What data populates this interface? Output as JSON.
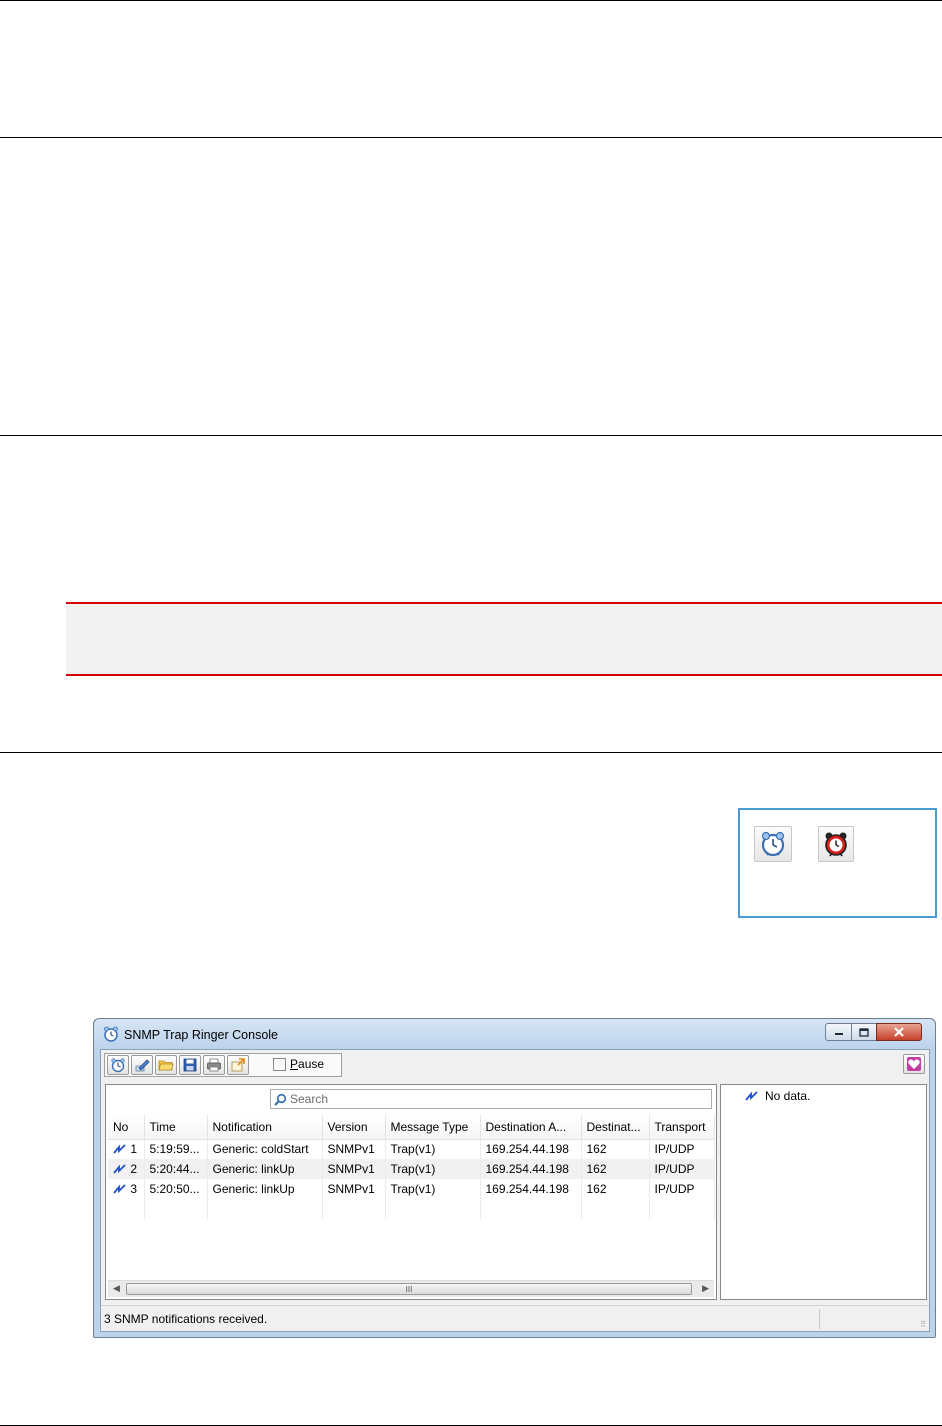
{
  "icons": {
    "ringer_normal": "ringer-clock-icon",
    "ringer_alarm": "alarm-clock-icon"
  },
  "window": {
    "title": "SNMP Trap Ringer Console",
    "toolbar": {
      "buttons": [
        "ringer-clock-icon",
        "edit-icon",
        "open-folder-icon",
        "save-icon",
        "print-icon",
        "export-icon"
      ],
      "pause_label": "Pause",
      "pause_checked": false
    },
    "search_placeholder": "Search",
    "columns": [
      "No",
      "Time",
      "Notification",
      "Version",
      "Message Type",
      "Destination A...",
      "Destinat...",
      "Transport"
    ],
    "rows": [
      {
        "no": "1",
        "time": "5:19:59...",
        "notification": "Generic: coldStart",
        "version": "SNMPv1",
        "message_type": "Trap(v1)",
        "dest_addr": "169.254.44.198",
        "dest_port": "162",
        "transport": "IP/UDP"
      },
      {
        "no": "2",
        "time": "5:20:44...",
        "notification": "Generic: linkUp",
        "version": "SNMPv1",
        "message_type": "Trap(v1)",
        "dest_addr": "169.254.44.198",
        "dest_port": "162",
        "transport": "IP/UDP"
      },
      {
        "no": "3",
        "time": "5:20:50...",
        "notification": "Generic: linkUp",
        "version": "SNMPv1",
        "message_type": "Trap(v1)",
        "dest_addr": "169.254.44.198",
        "dest_port": "162",
        "transport": "IP/UDP"
      }
    ],
    "detail_text": "No data.",
    "status_text": "3 SNMP notifications received."
  },
  "colors": {
    "note_border": "#d40000",
    "callout_border": "#4a9ad4",
    "window_frame": "#bcd3ec",
    "trap_icon": "#1f4fd1"
  }
}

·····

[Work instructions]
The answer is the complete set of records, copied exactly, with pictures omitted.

[Response area]
What data populates this interface? Output as JSON.
{
  "icons": {
    "ringer_normal": "ringer-clock-icon",
    "ringer_alarm": "alarm-clock-icon"
  },
  "window": {
    "title": "SNMP Trap Ringer Console",
    "toolbar": {
      "buttons": [
        "ringer-clock-icon",
        "edit-icon",
        "open-folder-icon",
        "save-icon",
        "print-icon",
        "export-icon"
      ],
      "pause_label": "Pause",
      "pause_checked": false
    },
    "search_placeholder": "Search",
    "columns": [
      "No",
      "Time",
      "Notification",
      "Version",
      "Message Type",
      "Destination A...",
      "Destinat...",
      "Transport"
    ],
    "rows": [
      {
        "no": "1",
        "time": "5:19:59...",
        "notification": "Generic: coldStart",
        "version": "SNMPv1",
        "message_type": "Trap(v1)",
        "dest_addr": "169.254.44.198",
        "dest_port": "162",
        "transport": "IP/UDP"
      },
      {
        "no": "2",
        "time": "5:20:44...",
        "notification": "Generic: linkUp",
        "version": "SNMPv1",
        "message_type": "Trap(v1)",
        "dest_addr": "169.254.44.198",
        "dest_port": "162",
        "transport": "IP/UDP"
      },
      {
        "no": "3",
        "time": "5:20:50...",
        "notification": "Generic: linkUp",
        "version": "SNMPv1",
        "message_type": "Trap(v1)",
        "dest_addr": "169.254.44.198",
        "dest_port": "162",
        "transport": "IP/UDP"
      }
    ],
    "detail_text": "No data.",
    "status_text": "3 SNMP notifications received."
  },
  "colors": {
    "note_border": "#d40000",
    "callout_border": "#4a9ad4",
    "window_frame": "#bcd3ec",
    "trap_icon": "#1f4fd1"
  }
}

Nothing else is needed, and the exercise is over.